- DIY vs. Professional Help: Individuals may handle aspects of construction if they possess the necessary skills and tools. However, consulting professionals is essential for areas such as structural integrity, plumbing, and electrical setups.
- Enjoyment Factor: The creative process should be satisfying. Personalizing a container home offers a unique chance to infuse one’s taste and personality into the living space.
- Quality Over Time: Durability is a benefit of utilizing shipping containers, as they are designed to withstand harsh conditions. Proper insulation and ventilation will extend their life span as habitable structures.
- Environmental Aspects: Shipping container homes are often praised for their eco-friendly nature, involving recycling and potentially reducing the need for new materials.
- Budget Considerations: They can be highly cost-effective, especially if one opts to manage portions of the construction process themselves or uses minimalistic design principles.
- Efficiency of Construction: The inherent modularity of shipping containers can lead to a swift construction process, saving both time and labor costs.
- Structural Soundness: With their corrugated steel composition, shipping containers provide significant robustness, a crucial factor for a safe dwelling.
In conclusion, when these elements are judiciously balanced, one can accomplish a sustainable and personalized home that not only addresses functional needs but also aligns with modern living demands and sensibilities.
Frequently Asked Questions
Building a container home requires detailed planning and consideration of several important factors to ensure a successful project.
What are the steps involved in building a container home from the ground up?

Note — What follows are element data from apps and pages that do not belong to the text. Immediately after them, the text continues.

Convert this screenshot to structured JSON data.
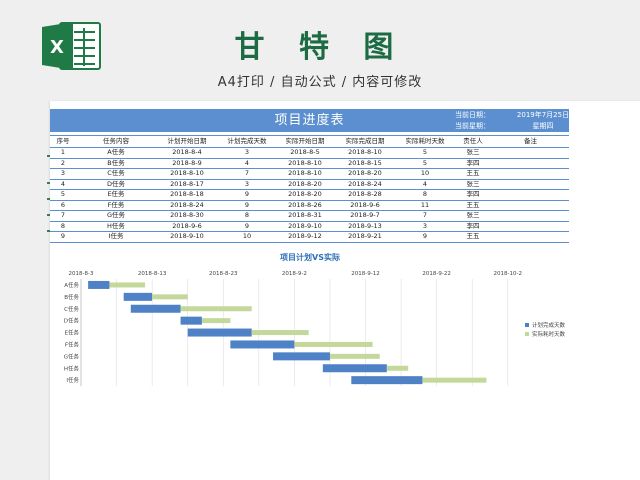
{
  "header": {
    "title": "甘 特 图",
    "subtitle": "A4打印 / 自动公式 / 内容可修改",
    "logo_icon": "excel-logo-icon",
    "accent_color": "#1c6b43"
  },
  "sheet": {
    "banner_title": "项目进度表",
    "current_date_label": "当前日期：",
    "current_date_value": "2019年7月25日",
    "current_weekday_label": "当前星期：",
    "current_weekday_value": "星期四",
    "header_color": "#5b8fd0"
  },
  "table": {
    "columns": [
      "序号",
      "任务内容",
      "计划开始日期",
      "计划完成天数",
      "实际开始日期",
      "实际完成日期",
      "实际耗时天数",
      "责任人",
      "备注"
    ],
    "rows": [
      [
        "1",
        "A任务",
        "2018-8-4",
        "3",
        "2018-8-5",
        "2018-8-10",
        "5",
        "张三",
        ""
      ],
      [
        "2",
        "B任务",
        "2018-8-9",
        "4",
        "2018-8-10",
        "2018-8-15",
        "5",
        "李四",
        ""
      ],
      [
        "3",
        "C任务",
        "2018-8-10",
        "7",
        "2018-8-10",
        "2018-8-20",
        "10",
        "王五",
        ""
      ],
      [
        "4",
        "D任务",
        "2018-8-17",
        "3",
        "2018-8-20",
        "2018-8-24",
        "4",
        "张三",
        ""
      ],
      [
        "5",
        "E任务",
        "2018-8-18",
        "9",
        "2018-8-20",
        "2018-8-28",
        "8",
        "李四",
        ""
      ],
      [
        "6",
        "F任务",
        "2018-8-24",
        "9",
        "2018-8-26",
        "2018-9-6",
        "11",
        "王五",
        ""
      ],
      [
        "7",
        "G任务",
        "2018-8-30",
        "8",
        "2018-8-31",
        "2018-9-7",
        "7",
        "张三",
        ""
      ],
      [
        "8",
        "H任务",
        "2018-9-6",
        "9",
        "2018-9-10",
        "2018-9-13",
        "3",
        "李四",
        ""
      ],
      [
        "9",
        "I任务",
        "2018-9-10",
        "10",
        "2018-9-12",
        "2018-9-21",
        "9",
        "王五",
        ""
      ]
    ]
  },
  "chart_data": {
    "type": "bar",
    "orientation": "horizontal",
    "stacked": true,
    "title": "项目计划VS实际",
    "categories": [
      "A任务",
      "B任务",
      "C任务",
      "D任务",
      "E任务",
      "F任务",
      "G任务",
      "H任务",
      "I任务"
    ],
    "x_ticks": [
      "2018-8-3",
      "2018-8-13",
      "2018-8-23",
      "2018-9-2",
      "2018-9-12",
      "2018-9-22",
      "2018-10-2"
    ],
    "xlim": [
      "2018-8-3",
      "2018-10-4"
    ],
    "start_dates": [
      "2018-8-4",
      "2018-8-9",
      "2018-8-10",
      "2018-8-17",
      "2018-8-18",
      "2018-8-24",
      "2018-8-30",
      "2018-9-6",
      "2018-9-10"
    ],
    "series": [
      {
        "name": "计划完成天数",
        "color": "#4f81c7",
        "values": [
          3,
          4,
          7,
          3,
          9,
          9,
          8,
          9,
          10
        ]
      },
      {
        "name": "实际耗时天数",
        "color": "#c4d89b",
        "values": [
          5,
          5,
          10,
          4,
          8,
          11,
          7,
          3,
          9
        ]
      }
    ],
    "grid": true,
    "legend_position": "right"
  }
}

The process starts with design and planning, obtaining necessary permits, laying a foundation, modifying the container, installing insulation, and setting up utilities. Finishes and fixtures come last, completing the transformation from shipping container to liveable home.
Can you save money by constructing a container home yourself, and how?
Individuals may save on labor costs by undertaking the construction themselves, given they possess or acquire the necessary skills. Sourcing materials wisely and performing tasks like insulation and interior finishes can contribute to cost savings.
What design considerations should be taken into account when creating a container home?
When designing a container home, one must consider the home’s orientation relative to the sun, insulation requirements, structural integrity after modifications, and integration of eco-friendly features such as rainwater harvesting or solar panels.
Is a foundation necessary for a shipping container home, and what are the options?
A foundation is vital for ensuring structural stability and can vary from simple concrete blocks to a full basement. The choice depends on the local climate, soil type, and the homeowner’s budget and preferences.
How can an individual undertake the construction of a container home on their own?
They must research local regulations, have a clear design in mind, acquire the appropriate tools, and possibly attend workshops or courses. It’s important to approach each phase methodically, from framing to electrical work, often requiring a hands-on attitude and problem-solving skills.
What are some innovative shipping container home designs and building ideas?
Innovations include multi-story designs, incorporation of large glass panels for natural light, green roofs, and the use of multiple containers to create larger spaces with unique layouts. Creativity in the use of space and materials can result in visually striking and functional homes.